Data provided =
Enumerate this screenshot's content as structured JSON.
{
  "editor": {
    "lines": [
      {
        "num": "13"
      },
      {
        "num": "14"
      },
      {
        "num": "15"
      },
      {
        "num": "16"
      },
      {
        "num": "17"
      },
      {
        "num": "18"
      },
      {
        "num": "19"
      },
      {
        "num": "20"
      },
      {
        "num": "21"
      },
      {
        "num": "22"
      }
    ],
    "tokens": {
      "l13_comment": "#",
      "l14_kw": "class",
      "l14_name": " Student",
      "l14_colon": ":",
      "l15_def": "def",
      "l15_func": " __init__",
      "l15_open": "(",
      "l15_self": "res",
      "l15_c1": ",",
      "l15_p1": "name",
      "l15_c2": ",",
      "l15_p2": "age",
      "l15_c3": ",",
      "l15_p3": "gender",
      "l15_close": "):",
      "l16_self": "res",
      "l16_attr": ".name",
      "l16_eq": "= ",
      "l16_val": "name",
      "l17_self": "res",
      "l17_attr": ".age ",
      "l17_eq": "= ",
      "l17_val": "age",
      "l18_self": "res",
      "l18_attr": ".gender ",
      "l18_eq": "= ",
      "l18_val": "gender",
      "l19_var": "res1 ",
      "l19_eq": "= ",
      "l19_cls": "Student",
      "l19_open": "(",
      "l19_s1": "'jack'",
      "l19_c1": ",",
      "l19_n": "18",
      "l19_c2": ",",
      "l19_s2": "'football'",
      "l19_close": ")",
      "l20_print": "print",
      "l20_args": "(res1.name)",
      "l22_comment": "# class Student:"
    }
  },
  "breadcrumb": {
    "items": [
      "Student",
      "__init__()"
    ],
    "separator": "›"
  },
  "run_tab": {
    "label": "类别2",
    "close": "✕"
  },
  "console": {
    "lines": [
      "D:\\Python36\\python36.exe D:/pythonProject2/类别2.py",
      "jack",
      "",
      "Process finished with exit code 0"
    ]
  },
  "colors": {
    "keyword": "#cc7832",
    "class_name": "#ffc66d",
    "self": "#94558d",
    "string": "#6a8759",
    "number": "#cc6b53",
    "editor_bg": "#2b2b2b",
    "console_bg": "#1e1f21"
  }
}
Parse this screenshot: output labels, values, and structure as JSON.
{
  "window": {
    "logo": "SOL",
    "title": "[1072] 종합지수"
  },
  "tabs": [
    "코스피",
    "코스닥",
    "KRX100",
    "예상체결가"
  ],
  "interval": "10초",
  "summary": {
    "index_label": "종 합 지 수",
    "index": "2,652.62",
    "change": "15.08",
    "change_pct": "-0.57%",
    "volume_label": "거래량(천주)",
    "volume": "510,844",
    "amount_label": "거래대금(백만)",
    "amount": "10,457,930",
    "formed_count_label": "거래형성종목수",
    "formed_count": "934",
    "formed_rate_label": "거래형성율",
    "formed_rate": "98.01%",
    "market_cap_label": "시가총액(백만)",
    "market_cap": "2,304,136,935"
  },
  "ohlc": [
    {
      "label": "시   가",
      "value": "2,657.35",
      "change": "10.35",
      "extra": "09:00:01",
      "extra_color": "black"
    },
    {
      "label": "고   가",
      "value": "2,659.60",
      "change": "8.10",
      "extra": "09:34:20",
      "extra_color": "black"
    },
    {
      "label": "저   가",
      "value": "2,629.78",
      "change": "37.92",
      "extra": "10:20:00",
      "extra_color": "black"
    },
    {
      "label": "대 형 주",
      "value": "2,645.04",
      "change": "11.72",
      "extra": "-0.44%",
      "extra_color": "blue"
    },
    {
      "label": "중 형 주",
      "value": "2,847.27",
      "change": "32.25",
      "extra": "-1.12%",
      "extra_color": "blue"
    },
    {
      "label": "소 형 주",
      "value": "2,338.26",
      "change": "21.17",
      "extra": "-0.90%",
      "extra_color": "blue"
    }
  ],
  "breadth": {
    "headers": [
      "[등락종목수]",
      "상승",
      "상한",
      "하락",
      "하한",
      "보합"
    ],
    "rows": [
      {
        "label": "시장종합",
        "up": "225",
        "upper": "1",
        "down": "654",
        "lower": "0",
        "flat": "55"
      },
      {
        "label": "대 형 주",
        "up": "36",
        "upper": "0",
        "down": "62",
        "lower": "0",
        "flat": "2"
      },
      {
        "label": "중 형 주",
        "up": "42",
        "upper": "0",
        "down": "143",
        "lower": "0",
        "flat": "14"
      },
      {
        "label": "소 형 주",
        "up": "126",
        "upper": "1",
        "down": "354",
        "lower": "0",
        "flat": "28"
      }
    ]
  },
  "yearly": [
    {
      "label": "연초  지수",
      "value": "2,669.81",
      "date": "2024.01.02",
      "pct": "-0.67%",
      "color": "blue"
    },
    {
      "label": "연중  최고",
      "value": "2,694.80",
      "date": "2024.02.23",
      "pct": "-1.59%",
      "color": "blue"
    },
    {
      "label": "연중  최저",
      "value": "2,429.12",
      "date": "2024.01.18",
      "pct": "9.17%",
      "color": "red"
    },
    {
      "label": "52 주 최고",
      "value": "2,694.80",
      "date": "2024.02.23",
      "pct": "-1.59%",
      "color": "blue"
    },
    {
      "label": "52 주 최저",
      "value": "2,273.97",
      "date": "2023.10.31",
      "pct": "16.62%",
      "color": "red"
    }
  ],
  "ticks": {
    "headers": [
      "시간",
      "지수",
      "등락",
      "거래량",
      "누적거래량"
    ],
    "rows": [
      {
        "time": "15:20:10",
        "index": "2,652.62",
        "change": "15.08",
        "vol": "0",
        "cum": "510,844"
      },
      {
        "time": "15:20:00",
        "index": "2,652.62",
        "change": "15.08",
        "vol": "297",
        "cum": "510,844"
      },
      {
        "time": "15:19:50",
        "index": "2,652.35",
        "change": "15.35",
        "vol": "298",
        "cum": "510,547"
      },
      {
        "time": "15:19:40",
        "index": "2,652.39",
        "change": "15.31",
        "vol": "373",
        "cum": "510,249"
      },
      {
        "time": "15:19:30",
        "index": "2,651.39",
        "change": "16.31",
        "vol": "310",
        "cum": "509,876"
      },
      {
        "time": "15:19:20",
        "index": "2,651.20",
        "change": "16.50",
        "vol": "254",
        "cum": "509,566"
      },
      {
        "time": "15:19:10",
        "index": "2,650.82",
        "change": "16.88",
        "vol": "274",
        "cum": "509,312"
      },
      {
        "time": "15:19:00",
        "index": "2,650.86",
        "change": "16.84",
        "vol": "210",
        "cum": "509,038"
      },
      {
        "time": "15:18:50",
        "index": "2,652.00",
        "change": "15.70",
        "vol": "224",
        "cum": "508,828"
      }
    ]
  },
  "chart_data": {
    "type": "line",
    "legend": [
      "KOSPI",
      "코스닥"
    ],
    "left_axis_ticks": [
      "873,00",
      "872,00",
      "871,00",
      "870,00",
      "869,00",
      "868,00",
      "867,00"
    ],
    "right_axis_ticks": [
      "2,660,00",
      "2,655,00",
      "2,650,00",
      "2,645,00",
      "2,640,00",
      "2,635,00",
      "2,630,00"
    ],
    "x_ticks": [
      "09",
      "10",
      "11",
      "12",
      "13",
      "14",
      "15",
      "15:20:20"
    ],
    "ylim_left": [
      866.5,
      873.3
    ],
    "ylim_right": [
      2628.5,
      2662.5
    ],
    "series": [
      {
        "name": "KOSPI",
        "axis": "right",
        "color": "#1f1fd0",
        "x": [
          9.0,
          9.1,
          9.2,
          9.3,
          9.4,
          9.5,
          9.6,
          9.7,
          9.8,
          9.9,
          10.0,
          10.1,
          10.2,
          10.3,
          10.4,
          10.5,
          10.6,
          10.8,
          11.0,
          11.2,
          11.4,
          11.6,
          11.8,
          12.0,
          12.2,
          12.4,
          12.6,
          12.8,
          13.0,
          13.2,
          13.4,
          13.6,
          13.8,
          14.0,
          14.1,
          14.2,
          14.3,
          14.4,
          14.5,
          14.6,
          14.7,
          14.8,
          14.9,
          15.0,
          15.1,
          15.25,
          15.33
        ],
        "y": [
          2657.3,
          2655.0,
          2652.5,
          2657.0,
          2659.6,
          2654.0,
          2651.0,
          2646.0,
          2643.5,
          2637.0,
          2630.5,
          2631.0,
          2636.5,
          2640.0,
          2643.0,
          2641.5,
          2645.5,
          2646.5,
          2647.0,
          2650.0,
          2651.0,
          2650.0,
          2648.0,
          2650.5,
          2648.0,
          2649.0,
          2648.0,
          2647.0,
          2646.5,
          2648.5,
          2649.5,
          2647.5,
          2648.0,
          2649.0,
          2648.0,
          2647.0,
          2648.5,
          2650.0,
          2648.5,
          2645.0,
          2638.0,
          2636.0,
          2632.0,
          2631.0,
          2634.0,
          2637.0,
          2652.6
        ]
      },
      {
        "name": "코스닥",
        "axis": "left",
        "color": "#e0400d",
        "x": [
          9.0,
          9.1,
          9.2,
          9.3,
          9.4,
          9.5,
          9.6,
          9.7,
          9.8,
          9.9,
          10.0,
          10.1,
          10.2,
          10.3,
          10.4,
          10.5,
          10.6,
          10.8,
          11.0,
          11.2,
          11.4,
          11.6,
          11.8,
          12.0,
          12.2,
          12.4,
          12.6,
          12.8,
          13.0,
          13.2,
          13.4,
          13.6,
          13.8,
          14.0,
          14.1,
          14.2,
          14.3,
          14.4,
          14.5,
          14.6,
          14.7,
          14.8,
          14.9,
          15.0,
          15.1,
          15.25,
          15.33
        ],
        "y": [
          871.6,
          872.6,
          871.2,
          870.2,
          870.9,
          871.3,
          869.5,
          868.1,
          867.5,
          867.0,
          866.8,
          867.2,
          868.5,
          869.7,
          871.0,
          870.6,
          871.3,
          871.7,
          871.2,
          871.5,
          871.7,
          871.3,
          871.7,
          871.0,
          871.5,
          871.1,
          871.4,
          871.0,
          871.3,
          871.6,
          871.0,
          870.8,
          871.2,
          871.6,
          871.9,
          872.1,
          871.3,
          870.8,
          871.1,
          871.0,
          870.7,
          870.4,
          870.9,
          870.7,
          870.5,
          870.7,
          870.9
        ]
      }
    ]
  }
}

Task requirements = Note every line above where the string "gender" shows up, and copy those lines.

Task answer =
      "l15_p3": "gender",
      "l18_attr": ".gender ",
      "l18_val": "gender",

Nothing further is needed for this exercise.